**Extracted information**
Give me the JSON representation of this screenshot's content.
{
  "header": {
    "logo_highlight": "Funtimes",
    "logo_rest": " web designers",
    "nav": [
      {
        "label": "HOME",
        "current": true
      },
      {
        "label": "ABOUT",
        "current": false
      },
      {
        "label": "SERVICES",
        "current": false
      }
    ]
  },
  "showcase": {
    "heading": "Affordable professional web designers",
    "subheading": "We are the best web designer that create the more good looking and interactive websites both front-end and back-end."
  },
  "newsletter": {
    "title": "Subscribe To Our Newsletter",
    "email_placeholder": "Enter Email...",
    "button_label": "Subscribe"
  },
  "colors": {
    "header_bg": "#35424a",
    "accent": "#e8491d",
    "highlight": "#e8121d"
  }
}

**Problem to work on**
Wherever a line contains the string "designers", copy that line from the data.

**Answer box**
    "logo_rest": " web designers",
    "heading": "Affordable professional web designers",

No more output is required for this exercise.